* **REQUIREMENT**
Restate each entry below without changing a word.

* **SUPPLIED INFORMATION**
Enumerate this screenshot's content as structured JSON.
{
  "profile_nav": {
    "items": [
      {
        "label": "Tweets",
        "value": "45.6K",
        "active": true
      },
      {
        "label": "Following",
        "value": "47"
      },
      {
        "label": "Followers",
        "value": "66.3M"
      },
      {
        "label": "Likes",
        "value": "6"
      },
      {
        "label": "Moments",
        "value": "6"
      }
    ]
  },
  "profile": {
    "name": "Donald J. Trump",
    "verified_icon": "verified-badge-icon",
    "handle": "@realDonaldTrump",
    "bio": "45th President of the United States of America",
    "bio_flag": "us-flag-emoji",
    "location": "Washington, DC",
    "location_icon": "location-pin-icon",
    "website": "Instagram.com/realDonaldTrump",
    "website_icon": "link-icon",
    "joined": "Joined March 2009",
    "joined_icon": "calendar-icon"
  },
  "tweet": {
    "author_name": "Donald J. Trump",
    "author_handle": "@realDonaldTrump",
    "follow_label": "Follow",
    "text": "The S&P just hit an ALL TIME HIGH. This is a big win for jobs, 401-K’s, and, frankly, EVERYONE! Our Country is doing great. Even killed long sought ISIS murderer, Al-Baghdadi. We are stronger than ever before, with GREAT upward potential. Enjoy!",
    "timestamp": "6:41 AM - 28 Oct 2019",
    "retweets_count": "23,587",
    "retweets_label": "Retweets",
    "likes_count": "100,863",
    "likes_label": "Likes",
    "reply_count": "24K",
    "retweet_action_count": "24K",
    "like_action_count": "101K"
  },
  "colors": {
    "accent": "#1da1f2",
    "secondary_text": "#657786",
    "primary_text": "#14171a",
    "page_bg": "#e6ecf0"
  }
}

* **OUTPUT OF THE TASK**
Enumerate this screenshot's content as structured JSON.
{
  "profile_nav": {
    "items": [
      {
        "label": "Tweets",
        "value": "45.6K",
        "active": true
      },
      {
        "label": "Following",
        "value": "47"
      },
      {
        "label": "Followers",
        "value": "66.3M"
      },
      {
        "label": "Likes",
        "value": "6"
      },
      {
        "label": "Moments",
        "value": "6"
      }
    ]
  },
  "profile": {
    "name": "Donald J. Trump",
    "verified_icon": "verified-badge-icon",
    "handle": "@realDonaldTrump",
    "bio": "45th President of the United States of America",
    "bio_flag": "us-flag-emoji",
    "location": "Washington, DC",
    "location_icon": "location-pin-icon",
    "website": "Instagram.com/realDonaldTrump",
    "website_icon": "link-icon",
    "joined": "Joined March 2009",
    "joined_icon": "calendar-icon"
  },
  "tweet": {
    "author_name": "Donald J. Trump",
    "author_handle": "@realDonaldTrump",
    "follow_label": "Follow",
    "text": "The S&P just hit an ALL TIME HIGH. This is a big win for jobs, 401-K’s, and, frankly, EVERYONE! Our Country is doing great. Even killed long sought ISIS murderer, Al-Baghdadi. We are stronger than ever before, with GREAT upward potential. Enjoy!",
    "timestamp": "6:41 AM - 28 Oct 2019",
    "retweets_count": "23,587",
    "retweets_label": "Retweets",
    "likes_count": "100,863",
    "likes_label": "Likes",
    "reply_count": "24K",
    "retweet_action_count": "24K",
    "like_action_count": "101K"
  },
  "colors": {
    "accent": "#1da1f2",
    "secondary_text": "#657786",
    "primary_text": "#14171a",
    "page_bg": "#e6ecf0"
  }
}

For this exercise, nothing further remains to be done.